Exercise directions
Your answer should be one number: how many lines of the data include the string "JSON"?

================

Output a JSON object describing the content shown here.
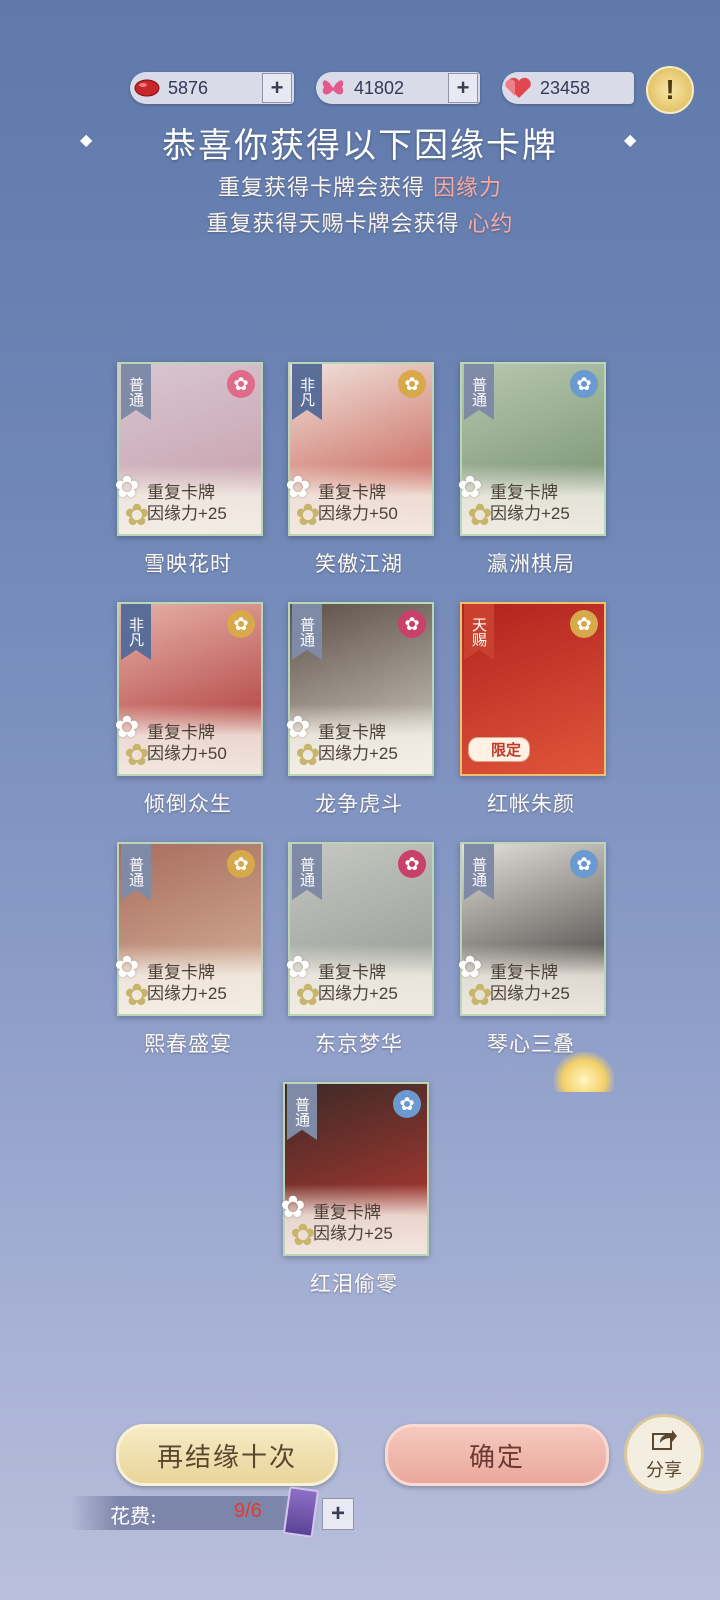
{
  "currencies": [
    {
      "icon": "red-gem-icon",
      "value": "5876"
    },
    {
      "icon": "butterfly-icon",
      "value": "41802"
    },
    {
      "icon": "heart-icon",
      "value": "23458"
    }
  ],
  "title": "恭喜你获得以下因缘卡牌",
  "subtitle1": {
    "text": "重复获得卡牌会获得",
    "highlight": "因缘力"
  },
  "subtitle2": {
    "text": "重复获得天赐卡牌会获得",
    "highlight": "心约"
  },
  "cards": [
    {
      "name": "雪映花时",
      "rarity": "普通",
      "dup1": "重复卡牌",
      "dup2": "因缘力+25",
      "colors": [
        "#d8c7d2",
        "#c49aa5"
      ]
    },
    {
      "name": "笑傲江湖",
      "rarity": "非凡",
      "dup1": "重复卡牌",
      "dup2": "因缘力+50",
      "colors": [
        "#efe3dc",
        "#c24a3e"
      ]
    },
    {
      "name": "瀛洲棋局",
      "rarity": "普通",
      "dup1": "重复卡牌",
      "dup2": "因缘力+25",
      "colors": [
        "#b7c8b0",
        "#6f8a6a"
      ]
    },
    {
      "name": "倾倒众生",
      "rarity": "非凡",
      "dup1": "重复卡牌",
      "dup2": "因缘力+50",
      "colors": [
        "#e5b2a8",
        "#a8292a"
      ]
    },
    {
      "name": "龙争虎斗",
      "rarity": "普通",
      "dup1": "重复卡牌",
      "dup2": "因缘力+25",
      "colors": [
        "#5d5048",
        "#d7d3c8"
      ]
    },
    {
      "name": "红帐朱颜",
      "rarity": "天赐",
      "limited": "限定",
      "colors": [
        "#b0231f",
        "#e0563a"
      ]
    },
    {
      "name": "熙春盛宴",
      "rarity": "普通",
      "dup1": "重复卡牌",
      "dup2": "因缘力+25",
      "colors": [
        "#a96d5e",
        "#d9b8a0"
      ]
    },
    {
      "name": "东京梦华",
      "rarity": "普通",
      "dup1": "重复卡牌",
      "dup2": "因缘力+25",
      "colors": [
        "#c7c8c2",
        "#8e9590"
      ]
    },
    {
      "name": "琴心三叠",
      "rarity": "普通",
      "dup1": "重复卡牌",
      "dup2": "因缘力+25",
      "colors": [
        "#e3e1dc",
        "#2f2a28"
      ]
    },
    {
      "name": "红泪偷零",
      "rarity": "普通",
      "dup1": "重复卡牌",
      "dup2": "因缘力+25",
      "colors": [
        "#3b2a26",
        "#c23a34"
      ]
    }
  ],
  "buttons": {
    "retry": "再结缘十次",
    "confirm": "确定",
    "share": "分享"
  },
  "cost": {
    "label": "花费:",
    "value": "9/6"
  }
}
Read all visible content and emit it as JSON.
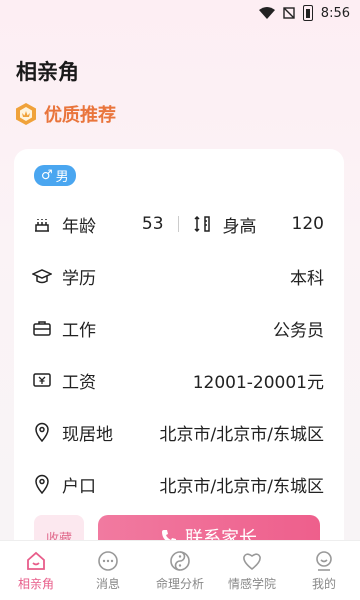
{
  "status": {
    "time": "8:56"
  },
  "page": {
    "title": "相亲角"
  },
  "section": {
    "title": "优质推荐"
  },
  "profile": {
    "gender": "男",
    "age_label": "年龄",
    "age": "53",
    "height_label": "身高",
    "height": "120",
    "education_label": "学历",
    "education": "本科",
    "job_label": "工作",
    "job": "公务员",
    "salary_label": "工资",
    "salary": "12001-20001元",
    "residence_label": "现居地",
    "residence": "北京市/北京市/东城区",
    "hukou_label": "户口",
    "hukou": "北京市/北京市/东城区"
  },
  "actions": {
    "favorite": "收藏",
    "contact": "联系家长"
  },
  "tabs": [
    {
      "label": "相亲角",
      "icon": "home-icon",
      "active": true
    },
    {
      "label": "消息",
      "icon": "message-icon",
      "active": false
    },
    {
      "label": "命理分析",
      "icon": "yin-yang-icon",
      "active": false
    },
    {
      "label": "情感学院",
      "icon": "heart-icon",
      "active": false
    },
    {
      "label": "我的",
      "icon": "profile-icon",
      "active": false
    }
  ],
  "colors": {
    "accent": "#e85d8a",
    "orange": "#e9753c",
    "male_blue": "#4aa6f0"
  }
}
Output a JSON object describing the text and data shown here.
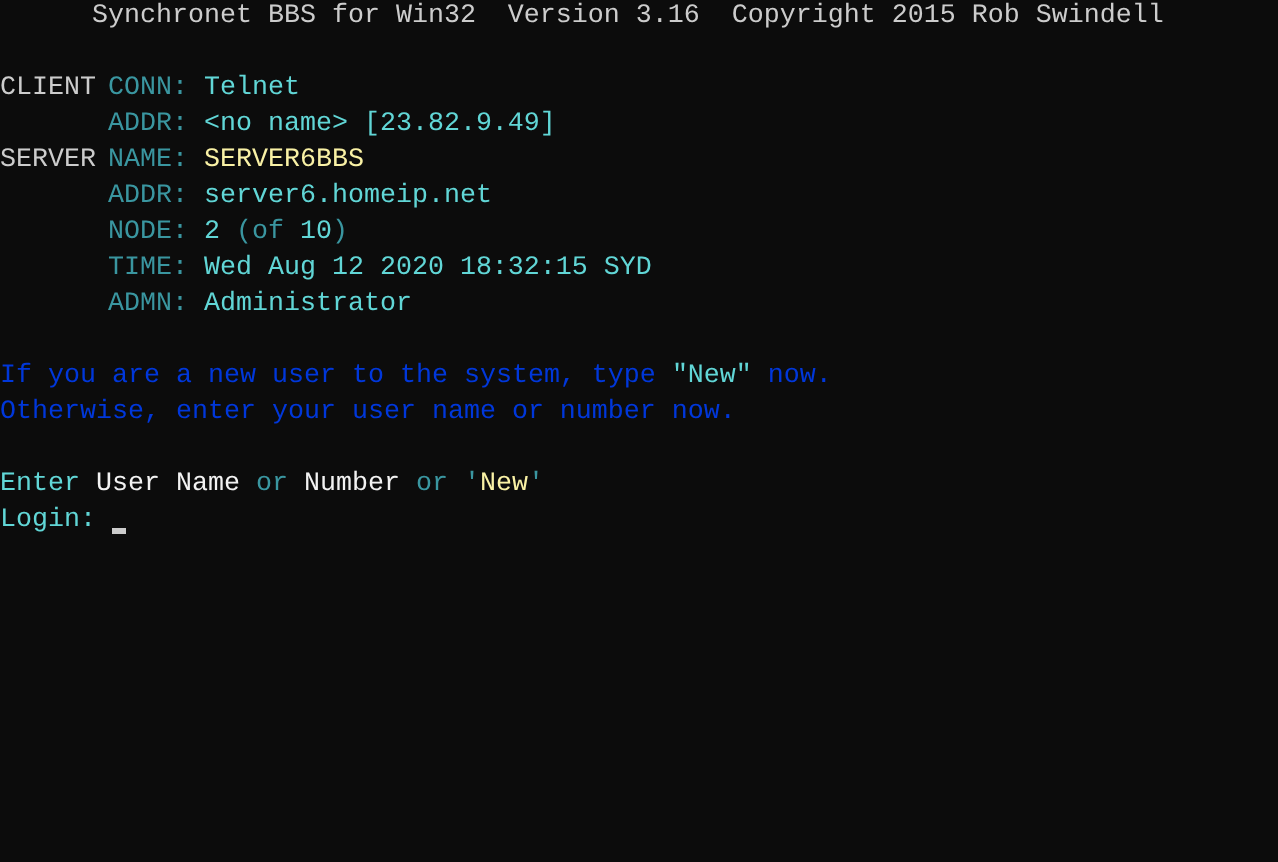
{
  "banner": "Synchronet BBS for Win32  Version 3.16  Copyright 2015 Rob Swindell",
  "info": [
    {
      "section": "CLIENT",
      "label": "CONN:",
      "value": [
        {
          "text": "Telnet",
          "color": "#61d6d6"
        }
      ]
    },
    {
      "label": "ADDR:",
      "value": [
        {
          "text": "<no name> [23.82.9.49]",
          "color": "#61d6d6"
        }
      ]
    },
    {
      "section": "SERVER",
      "label": "NAME:",
      "value": [
        {
          "text": "SERVER6BBS",
          "color": "#f9f1a5"
        }
      ]
    },
    {
      "label": "ADDR:",
      "value": [
        {
          "text": "server6.homeip.net",
          "color": "#61d6d6"
        }
      ]
    },
    {
      "label": "NODE:",
      "value": [
        {
          "text": "2",
          "color": "#61d6d6"
        },
        {
          "text": " (of ",
          "color": "#3a96a0"
        },
        {
          "text": "10",
          "color": "#61d6d6"
        },
        {
          "text": ")",
          "color": "#3a96a0"
        }
      ]
    },
    {
      "label": "TIME:",
      "value": [
        {
          "text": "Wed Aug 12 2020 18:32:15 SYD",
          "color": "#61d6d6"
        }
      ]
    },
    {
      "label": "ADMN:",
      "value": [
        {
          "text": "Administrator",
          "color": "#61d6d6"
        }
      ]
    }
  ],
  "messages": [
    [
      {
        "text": "If you are a new user to the system, type ",
        "color": "#0037da"
      },
      {
        "text": "\"New\"",
        "color": "#61d6d6"
      },
      {
        "text": " now.",
        "color": "#0037da"
      }
    ],
    [
      {
        "text": "Otherwise, enter your user name or number now.",
        "color": "#0037da"
      }
    ]
  ],
  "prompt": [
    {
      "text": "Enter ",
      "color": "#61d6d6"
    },
    {
      "text": "User Name",
      "color": "#f2f2f2"
    },
    {
      "text": " or ",
      "color": "#3a96a0"
    },
    {
      "text": "Number",
      "color": "#f2f2f2"
    },
    {
      "text": " or ",
      "color": "#3a96a0"
    },
    {
      "text": "'",
      "color": "#3a96a0"
    },
    {
      "text": "New",
      "color": "#f9f1a5"
    },
    {
      "text": "'",
      "color": "#3a96a0"
    }
  ],
  "login": {
    "label": "Login:",
    "cursor": true
  }
}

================

Solution for this problem
3